2. Extract the Useful

As they say in writing, “Chew the fat, leave the bones.” That always provokes too much imagery for me, but its message is good. Take what works, leave the rest. Sometimes that’s hard when one negative can undo ten positives. When that one plays over and over in our mind and it’s all we hear. Wrong thing to chew on, right? But we all do it. And worse, we give it the power to define us.

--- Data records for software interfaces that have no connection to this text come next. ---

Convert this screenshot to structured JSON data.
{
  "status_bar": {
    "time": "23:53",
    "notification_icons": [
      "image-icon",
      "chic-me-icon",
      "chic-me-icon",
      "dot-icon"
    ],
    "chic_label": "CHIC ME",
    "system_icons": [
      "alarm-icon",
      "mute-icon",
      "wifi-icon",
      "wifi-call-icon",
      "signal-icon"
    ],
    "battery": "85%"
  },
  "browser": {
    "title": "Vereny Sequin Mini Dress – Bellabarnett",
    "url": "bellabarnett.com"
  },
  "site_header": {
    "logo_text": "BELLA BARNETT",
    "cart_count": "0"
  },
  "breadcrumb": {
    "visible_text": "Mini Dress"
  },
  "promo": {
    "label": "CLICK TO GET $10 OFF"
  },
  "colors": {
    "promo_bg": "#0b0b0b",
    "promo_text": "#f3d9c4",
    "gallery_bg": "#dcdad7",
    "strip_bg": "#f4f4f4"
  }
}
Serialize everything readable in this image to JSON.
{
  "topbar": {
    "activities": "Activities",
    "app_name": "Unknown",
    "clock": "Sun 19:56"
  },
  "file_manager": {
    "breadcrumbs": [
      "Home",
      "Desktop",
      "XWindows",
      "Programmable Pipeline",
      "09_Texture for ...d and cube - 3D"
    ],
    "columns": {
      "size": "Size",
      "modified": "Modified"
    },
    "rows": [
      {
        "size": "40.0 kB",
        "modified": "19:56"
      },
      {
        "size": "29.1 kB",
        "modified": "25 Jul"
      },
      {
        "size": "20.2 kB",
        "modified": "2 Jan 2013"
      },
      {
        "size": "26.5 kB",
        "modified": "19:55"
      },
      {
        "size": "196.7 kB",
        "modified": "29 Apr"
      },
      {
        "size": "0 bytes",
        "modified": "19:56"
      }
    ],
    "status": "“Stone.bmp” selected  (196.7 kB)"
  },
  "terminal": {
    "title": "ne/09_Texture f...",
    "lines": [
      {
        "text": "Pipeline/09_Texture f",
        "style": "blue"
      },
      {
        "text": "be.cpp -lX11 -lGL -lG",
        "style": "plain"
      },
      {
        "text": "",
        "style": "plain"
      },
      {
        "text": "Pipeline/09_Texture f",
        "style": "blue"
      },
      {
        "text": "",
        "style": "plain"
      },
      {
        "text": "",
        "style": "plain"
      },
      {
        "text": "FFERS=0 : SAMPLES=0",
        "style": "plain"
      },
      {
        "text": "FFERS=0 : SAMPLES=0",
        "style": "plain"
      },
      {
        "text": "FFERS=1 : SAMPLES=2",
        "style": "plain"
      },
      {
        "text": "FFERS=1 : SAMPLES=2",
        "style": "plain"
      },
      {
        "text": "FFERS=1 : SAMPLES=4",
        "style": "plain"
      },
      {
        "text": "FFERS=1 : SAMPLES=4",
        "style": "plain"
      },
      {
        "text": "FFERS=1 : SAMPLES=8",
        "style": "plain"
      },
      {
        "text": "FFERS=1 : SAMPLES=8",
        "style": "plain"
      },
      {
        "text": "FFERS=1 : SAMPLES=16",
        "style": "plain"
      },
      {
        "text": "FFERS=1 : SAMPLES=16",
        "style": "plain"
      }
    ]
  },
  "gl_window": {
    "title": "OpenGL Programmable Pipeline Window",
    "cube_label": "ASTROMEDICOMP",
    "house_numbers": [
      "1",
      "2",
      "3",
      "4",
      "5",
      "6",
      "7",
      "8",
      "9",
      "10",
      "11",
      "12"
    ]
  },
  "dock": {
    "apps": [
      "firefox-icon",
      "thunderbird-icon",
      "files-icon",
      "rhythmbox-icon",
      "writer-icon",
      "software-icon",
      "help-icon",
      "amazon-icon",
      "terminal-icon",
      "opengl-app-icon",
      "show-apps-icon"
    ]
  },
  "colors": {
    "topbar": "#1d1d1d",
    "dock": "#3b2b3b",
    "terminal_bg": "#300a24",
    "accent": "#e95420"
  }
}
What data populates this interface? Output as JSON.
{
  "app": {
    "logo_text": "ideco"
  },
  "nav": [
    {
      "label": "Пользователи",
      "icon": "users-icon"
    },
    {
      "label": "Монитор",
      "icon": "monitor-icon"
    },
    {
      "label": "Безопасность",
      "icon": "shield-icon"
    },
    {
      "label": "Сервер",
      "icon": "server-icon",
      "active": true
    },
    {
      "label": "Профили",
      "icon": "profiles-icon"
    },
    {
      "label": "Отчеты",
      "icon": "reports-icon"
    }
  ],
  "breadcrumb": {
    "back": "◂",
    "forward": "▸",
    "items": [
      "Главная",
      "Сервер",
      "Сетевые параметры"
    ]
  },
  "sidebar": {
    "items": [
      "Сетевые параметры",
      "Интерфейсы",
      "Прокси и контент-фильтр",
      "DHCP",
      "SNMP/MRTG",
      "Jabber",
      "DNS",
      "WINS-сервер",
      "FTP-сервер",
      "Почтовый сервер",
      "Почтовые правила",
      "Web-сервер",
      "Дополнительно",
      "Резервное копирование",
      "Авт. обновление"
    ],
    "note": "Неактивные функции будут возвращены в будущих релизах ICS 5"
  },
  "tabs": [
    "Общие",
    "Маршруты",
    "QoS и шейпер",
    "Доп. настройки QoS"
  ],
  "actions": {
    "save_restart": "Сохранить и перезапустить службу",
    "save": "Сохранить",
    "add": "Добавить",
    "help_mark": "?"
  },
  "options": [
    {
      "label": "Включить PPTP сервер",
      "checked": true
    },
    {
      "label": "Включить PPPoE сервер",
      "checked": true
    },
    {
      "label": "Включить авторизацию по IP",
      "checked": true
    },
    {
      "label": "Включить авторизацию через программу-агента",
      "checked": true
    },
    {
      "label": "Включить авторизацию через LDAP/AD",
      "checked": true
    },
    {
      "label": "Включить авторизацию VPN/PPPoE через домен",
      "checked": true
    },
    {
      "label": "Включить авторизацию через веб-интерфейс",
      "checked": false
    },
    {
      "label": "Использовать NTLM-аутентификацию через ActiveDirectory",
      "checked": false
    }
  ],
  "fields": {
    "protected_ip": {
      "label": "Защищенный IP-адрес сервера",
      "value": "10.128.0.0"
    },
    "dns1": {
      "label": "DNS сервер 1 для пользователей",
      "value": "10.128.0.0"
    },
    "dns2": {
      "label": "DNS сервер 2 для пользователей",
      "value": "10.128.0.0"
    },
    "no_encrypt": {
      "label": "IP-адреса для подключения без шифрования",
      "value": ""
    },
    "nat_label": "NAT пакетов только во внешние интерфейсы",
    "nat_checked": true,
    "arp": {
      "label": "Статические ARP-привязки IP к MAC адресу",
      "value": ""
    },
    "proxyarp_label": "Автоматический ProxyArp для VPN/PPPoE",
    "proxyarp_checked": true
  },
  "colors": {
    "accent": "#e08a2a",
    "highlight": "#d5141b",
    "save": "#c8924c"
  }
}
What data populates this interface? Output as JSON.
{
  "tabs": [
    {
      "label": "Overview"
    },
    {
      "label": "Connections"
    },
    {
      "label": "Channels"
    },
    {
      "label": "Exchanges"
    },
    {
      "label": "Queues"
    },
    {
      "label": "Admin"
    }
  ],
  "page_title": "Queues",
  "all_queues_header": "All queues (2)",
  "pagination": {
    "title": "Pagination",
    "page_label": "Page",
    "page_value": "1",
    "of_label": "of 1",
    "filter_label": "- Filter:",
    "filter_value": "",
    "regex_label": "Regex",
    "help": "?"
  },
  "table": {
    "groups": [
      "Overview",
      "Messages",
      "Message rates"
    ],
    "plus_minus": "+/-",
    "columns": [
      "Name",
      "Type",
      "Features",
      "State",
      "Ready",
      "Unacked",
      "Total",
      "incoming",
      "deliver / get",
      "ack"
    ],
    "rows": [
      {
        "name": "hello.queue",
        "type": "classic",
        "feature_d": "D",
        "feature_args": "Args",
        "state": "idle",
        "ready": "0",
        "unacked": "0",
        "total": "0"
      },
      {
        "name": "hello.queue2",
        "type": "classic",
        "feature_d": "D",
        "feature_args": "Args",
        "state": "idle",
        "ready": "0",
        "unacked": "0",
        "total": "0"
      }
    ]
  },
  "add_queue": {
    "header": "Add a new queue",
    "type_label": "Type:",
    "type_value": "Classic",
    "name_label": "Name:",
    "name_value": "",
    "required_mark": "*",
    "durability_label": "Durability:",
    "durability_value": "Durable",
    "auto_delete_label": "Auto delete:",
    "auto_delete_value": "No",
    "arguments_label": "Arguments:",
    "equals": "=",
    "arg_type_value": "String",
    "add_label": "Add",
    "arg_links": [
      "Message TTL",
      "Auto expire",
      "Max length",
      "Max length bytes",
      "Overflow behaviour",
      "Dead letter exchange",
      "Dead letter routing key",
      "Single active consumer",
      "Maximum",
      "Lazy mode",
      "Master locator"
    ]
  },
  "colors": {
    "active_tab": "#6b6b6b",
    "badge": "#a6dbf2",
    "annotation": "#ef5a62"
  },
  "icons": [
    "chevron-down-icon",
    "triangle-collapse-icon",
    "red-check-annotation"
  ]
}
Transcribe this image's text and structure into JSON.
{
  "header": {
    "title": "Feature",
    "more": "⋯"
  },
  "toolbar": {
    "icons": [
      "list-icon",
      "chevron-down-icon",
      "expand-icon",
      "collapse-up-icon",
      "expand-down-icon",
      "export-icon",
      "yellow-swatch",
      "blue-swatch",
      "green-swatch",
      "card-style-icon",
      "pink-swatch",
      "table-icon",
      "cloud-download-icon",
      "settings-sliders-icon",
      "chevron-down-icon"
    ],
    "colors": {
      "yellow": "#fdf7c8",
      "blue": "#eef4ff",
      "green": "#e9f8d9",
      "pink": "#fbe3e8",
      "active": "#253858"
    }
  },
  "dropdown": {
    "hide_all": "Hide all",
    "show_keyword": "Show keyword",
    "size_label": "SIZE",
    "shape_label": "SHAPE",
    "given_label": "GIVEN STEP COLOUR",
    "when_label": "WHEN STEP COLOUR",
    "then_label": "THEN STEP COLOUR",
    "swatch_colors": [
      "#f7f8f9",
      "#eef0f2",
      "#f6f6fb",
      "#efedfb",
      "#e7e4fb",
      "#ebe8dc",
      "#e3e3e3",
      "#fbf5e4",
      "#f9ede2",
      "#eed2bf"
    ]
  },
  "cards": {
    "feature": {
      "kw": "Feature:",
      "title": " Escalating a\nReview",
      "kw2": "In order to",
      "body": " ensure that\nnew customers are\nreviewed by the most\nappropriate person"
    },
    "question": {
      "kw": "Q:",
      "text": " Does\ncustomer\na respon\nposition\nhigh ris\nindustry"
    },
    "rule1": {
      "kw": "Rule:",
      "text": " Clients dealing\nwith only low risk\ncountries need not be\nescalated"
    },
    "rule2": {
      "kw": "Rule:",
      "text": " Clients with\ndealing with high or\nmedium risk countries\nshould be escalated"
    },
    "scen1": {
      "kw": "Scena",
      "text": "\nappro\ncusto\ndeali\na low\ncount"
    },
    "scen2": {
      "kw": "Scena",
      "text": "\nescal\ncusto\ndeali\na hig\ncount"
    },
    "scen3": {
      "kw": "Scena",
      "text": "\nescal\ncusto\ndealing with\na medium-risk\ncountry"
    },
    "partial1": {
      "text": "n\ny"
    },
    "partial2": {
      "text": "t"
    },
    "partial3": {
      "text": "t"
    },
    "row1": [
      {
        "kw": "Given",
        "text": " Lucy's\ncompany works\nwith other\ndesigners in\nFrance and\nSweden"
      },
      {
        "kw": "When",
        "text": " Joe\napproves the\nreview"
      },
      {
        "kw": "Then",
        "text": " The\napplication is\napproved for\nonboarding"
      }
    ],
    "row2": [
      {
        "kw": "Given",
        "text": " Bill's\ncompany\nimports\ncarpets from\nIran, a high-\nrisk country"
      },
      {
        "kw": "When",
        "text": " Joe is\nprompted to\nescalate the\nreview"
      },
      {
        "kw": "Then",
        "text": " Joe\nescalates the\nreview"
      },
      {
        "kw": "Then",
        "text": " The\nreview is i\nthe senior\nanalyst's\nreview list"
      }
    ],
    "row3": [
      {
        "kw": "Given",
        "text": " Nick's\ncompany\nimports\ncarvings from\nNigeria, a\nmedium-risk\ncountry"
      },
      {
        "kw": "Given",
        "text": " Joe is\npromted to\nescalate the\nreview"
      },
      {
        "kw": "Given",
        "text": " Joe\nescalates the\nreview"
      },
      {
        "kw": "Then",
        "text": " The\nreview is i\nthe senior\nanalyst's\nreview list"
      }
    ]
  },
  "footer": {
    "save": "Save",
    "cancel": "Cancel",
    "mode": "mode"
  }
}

We need to remember that people come from many journeys. These journeys have challenged them, grown them, distorted them, molded them to see things just a little bit different than we might see them. This is good. We learn from each other. But it can also be difficult. The shoes they’ve worn cannot be worn exactly by someone else. Each voice is unique. In writing, we call this the author’s voice (makes sense ;). My voice is my own. So, give me feedback, and I will strive to hear what will help me grow without changing my voice. Without changing those things that make me uniquely me. Which leads to my third point... and the most important one...

3. Find Your Value’s Source

If my value comes from others, I will never be grounded. I will be tossed back and forth, up and down, shaken by the mere breath of criticism, and never find my foothold. And often, for me, unfortunately, that is exactly where it comes from. I win an award and I am feeling very good about myself. I can do this. I’m okay… In fact, I’m more than okay, I’m great! (cue in Frosted Flakes jingle). I send out proposals of my work because who would not want it… and I wait… and I wait. And a few say, “Nah.” And I’m crushed. I’m not just crushed I’m defeated… at the core. I’m not any good. Who did I think I was… Stephen King? Get out of the Big League, kid. You’ll never measure up. Now I start thinking I can’t even write. AT ALL. By whose merit? Whose yard stick? Someone who rummaged through 200 manuscript ideas before 8:15 that morning with a hangover (who knows... but we'll give him one on principle). That person determines my value? Yes, when I let him.

However, if my worth is grounded on more. If it never changes. If it doesn’t fluctuate with the tide, or is up for grabs in the stock market. If, on the other hand, I am rooted and established in love, I will stand firm. I will know that I am eternally loved, crafted to do great things, and a vessel where the God of the universe dwells. Though I may never “make it” as a writer, I am a child of the King. And my worldly success can never hold a candle to who I really am.

And I pray that you, being rooted and established in love, may have power, together with all the Lord’s holy people, to grasp how wide and long and high and deep is the love of Christ, and to know this love that surpasses knowledge—that you may be filled to the measure of all the fullness of God (Ephesians 3:17-19) (emphasis mine).

The bike is already put together. No need for assembly. It came right from the trunk and onto the drive. Before the excitement falters, get on the seat. Before the doubt sets in, pedal. Before the fear has time to grip, travel down the hill and back up again, knowing that you are fearfully and wonderfully made. And you, child of the King, keep pedaling on... because you were made for so much more!